Over the last decade, European health systems have faced growing common challenges: population ageing associated with a rise of chronic diseases and multi-morbidity leading to growing demand for healthcare, increasing cost of healthcare, shortages and uneven distribution of health professionals, health inequalities and inequities in access to healthcare.


In recent years, the economic crisis has limited the financial resources available and thus aggravated Member States’ difficulties in ensuring their health systems’ sustainability. In turn, this jeopardises Member States’ ability to provide universal access to good quality healthcare.

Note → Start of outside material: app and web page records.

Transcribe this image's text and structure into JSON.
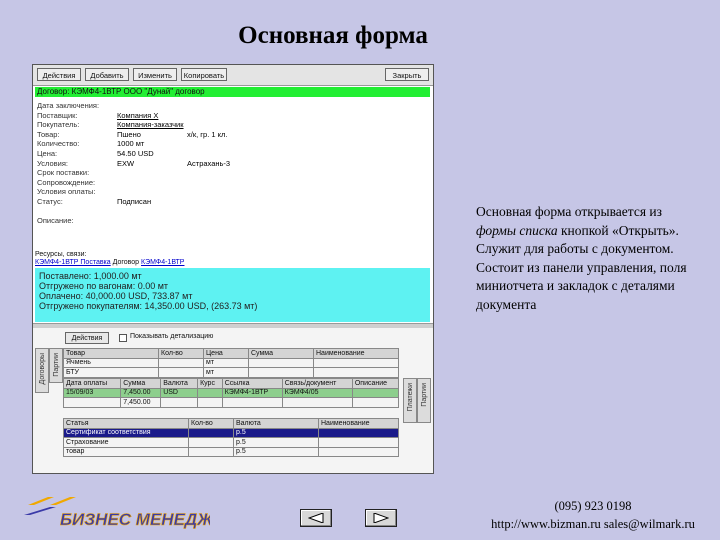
{
  "title": "Основная форма",
  "description": {
    "line_start": "Основная форма открывается из ",
    "italic": "формы списка",
    "line_end": " кнопкой «Открыть». Служит для работы с документом. Состоит из панели управления, поля миниотчета и закладок с деталями документа"
  },
  "contact": {
    "phone": "(095) 923 0198",
    "web": "http://www.bizman.ru  sales@wilmark.ru"
  },
  "logo": {
    "text": "БИЗНЕС МЕНЕДЖЕР"
  },
  "nav": {
    "prev": "left-triangle-icon",
    "next": "right-triangle-icon"
  },
  "window": {
    "toolbar": [
      "Действия",
      "Добавить",
      "Изменить",
      "Копировать",
      "Закрыть"
    ],
    "green_bar": "Договор:    КЭМФ4-1ВТР        ООО \"Дунай\" договор",
    "fields": [
      {
        "label": "Дата заключения:",
        "value": "",
        "value2": ""
      },
      {
        "label": "Поставщик:",
        "value": "Компания X",
        "value2": "",
        "link": true
      },
      {
        "label": "Покупатель:",
        "value": "Компания-заказчик",
        "value2": "",
        "link": true
      },
      {
        "label": "Товар:",
        "value": "Пшено",
        "value2": "х/к, гр. 1 кл.",
        "link": false
      },
      {
        "label": "Количество:",
        "value": "1000 мт",
        "value2": ""
      },
      {
        "label": "Цена:",
        "value": "54.50 USD",
        "value2": ""
      },
      {
        "label": "Условия:",
        "value": "EXW",
        "value2": "Астрахань-3"
      },
      {
        "label": "Срок поставки:",
        "value": "",
        "value2": ""
      },
      {
        "label": "Сопровождение:",
        "value": "",
        "value2": ""
      },
      {
        "label": "Условия оплаты:",
        "value": "",
        "value2": ""
      },
      {
        "label": "Статус:",
        "value": "Подписан",
        "value2": ""
      },
      {
        "label": "",
        "value": "",
        "value2": ""
      },
      {
        "label": "Описание:",
        "value": "",
        "value2": ""
      }
    ],
    "link_row": {
      "label": "Ресурсы, связи:",
      "link1": "КЭМФ4-1ВТР Поставка",
      "text": "Договор",
      "link2": "КЭМФ4-1ВТР"
    },
    "report_lines": [
      "Поставлено: 1,000.00 мт",
      "Отгружено по вагонам: 0.00 мт",
      "Оплачено: 40,000.00 USD, 733.87 мт",
      "Отгружено покупателям: 14,350.00 USD, (263.73 мт)"
    ],
    "grid_toolbar": {
      "action": "Действия",
      "checkbox_label": "Показывать детализацию"
    },
    "left_tabs": [
      "Договоры",
      "Партии"
    ],
    "right_tabs": [
      "Платежи",
      "Партии"
    ],
    "table1": {
      "headers": [
        "Товар",
        "Кол-во",
        "Цена",
        "Сумма",
        "Наименование"
      ],
      "rows": [
        [
          "Ячмень",
          "",
          "мт",
          "",
          ""
        ],
        [
          "БТУ",
          "",
          "мт",
          "",
          ""
        ]
      ]
    },
    "table2": {
      "headers": [
        "Дата оплаты",
        "Сумма",
        "Валюта",
        "Курс",
        "Ссылка",
        "Связь/документ",
        "Описание"
      ],
      "rows": [
        [
          "15/09/03",
          "7,450.00",
          "USD",
          "",
          "КЭМФ4-1ВТР",
          "КЭМФ4/05",
          ""
        ],
        [
          "",
          "7,450.00",
          "",
          "",
          "",
          "",
          ""
        ]
      ]
    },
    "table3": {
      "headers": [
        "Статья",
        "Кол-во",
        "Валюта",
        "Наименование"
      ],
      "rows": [
        [
          "Сертификат соответствия",
          "",
          "р.5",
          ""
        ],
        [
          "Страхование",
          "",
          "р.5",
          ""
        ],
        [
          "товар",
          "",
          "р.5",
          ""
        ]
      ]
    }
  }
}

The fiscal challenge related to increasing health expenditure is significant. Measures introduced in the last two decades aimed at improving value for money and slowing down the growth of health spending will have to be continued in the immediate future to contribute to the needed consolidation of public finances in Europe. Health systems will be monitored further by the European Union.